[Items from a data source]
++++++++++

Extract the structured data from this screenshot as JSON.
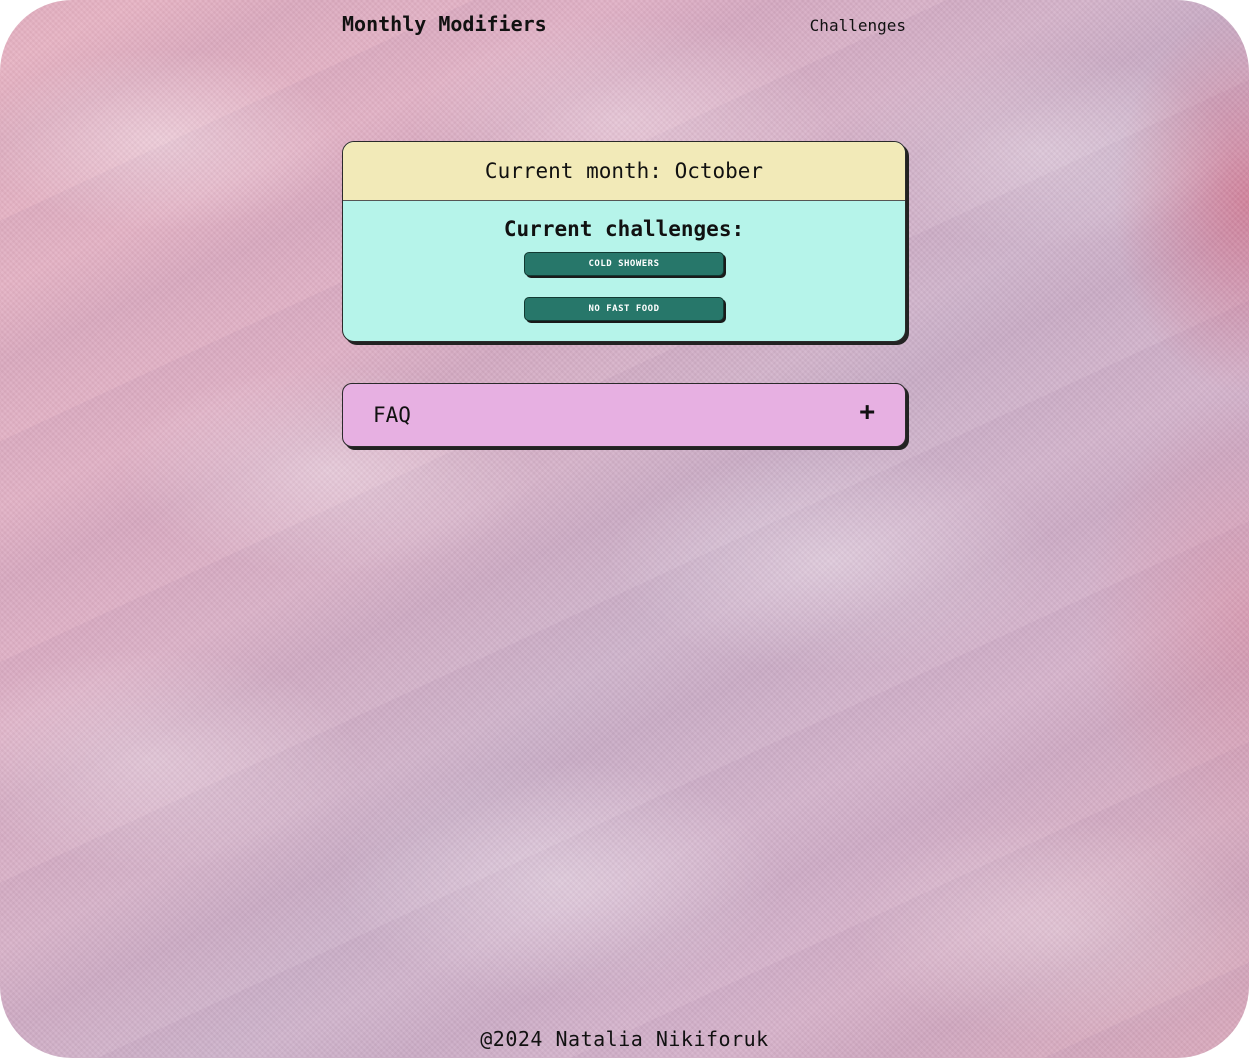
{
  "header": {
    "brand": "Monthly Modifiers",
    "nav_link": "Challenges"
  },
  "month_card": {
    "heading": "Current month: October",
    "challenges_title": "Current challenges:",
    "challenges": [
      {
        "label": "COLD SHOWERS"
      },
      {
        "label": "NO FAST FOOD"
      }
    ]
  },
  "faq": {
    "label": "FAQ",
    "toggle_icon": "plus-icon",
    "toggle_glyph": "+"
  },
  "footer": {
    "text": "@2024 Natalia Nikiforuk"
  },
  "colors": {
    "month_header_bg": "#f2eab8",
    "challenges_bg": "#b6f4ea",
    "challenge_button_bg": "#27776a",
    "faq_bg": "#e7b0e2"
  }
}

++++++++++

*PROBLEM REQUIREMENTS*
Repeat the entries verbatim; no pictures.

*OUTPUT*
Extract the structured data from this screenshot as JSON.
{
  "header": {
    "brand": "Monthly Modifiers",
    "nav_link": "Challenges"
  },
  "month_card": {
    "heading": "Current month: October",
    "challenges_title": "Current challenges:",
    "challenges": [
      {
        "label": "COLD SHOWERS"
      },
      {
        "label": "NO FAST FOOD"
      }
    ]
  },
  "faq": {
    "label": "FAQ",
    "toggle_icon": "plus-icon",
    "toggle_glyph": "+"
  },
  "footer": {
    "text": "@2024 Natalia Nikiforuk"
  },
  "colors": {
    "month_header_bg": "#f2eab8",
    "challenges_bg": "#b6f4ea",
    "challenge_button_bg": "#27776a",
    "faq_bg": "#e7b0e2"
  }
}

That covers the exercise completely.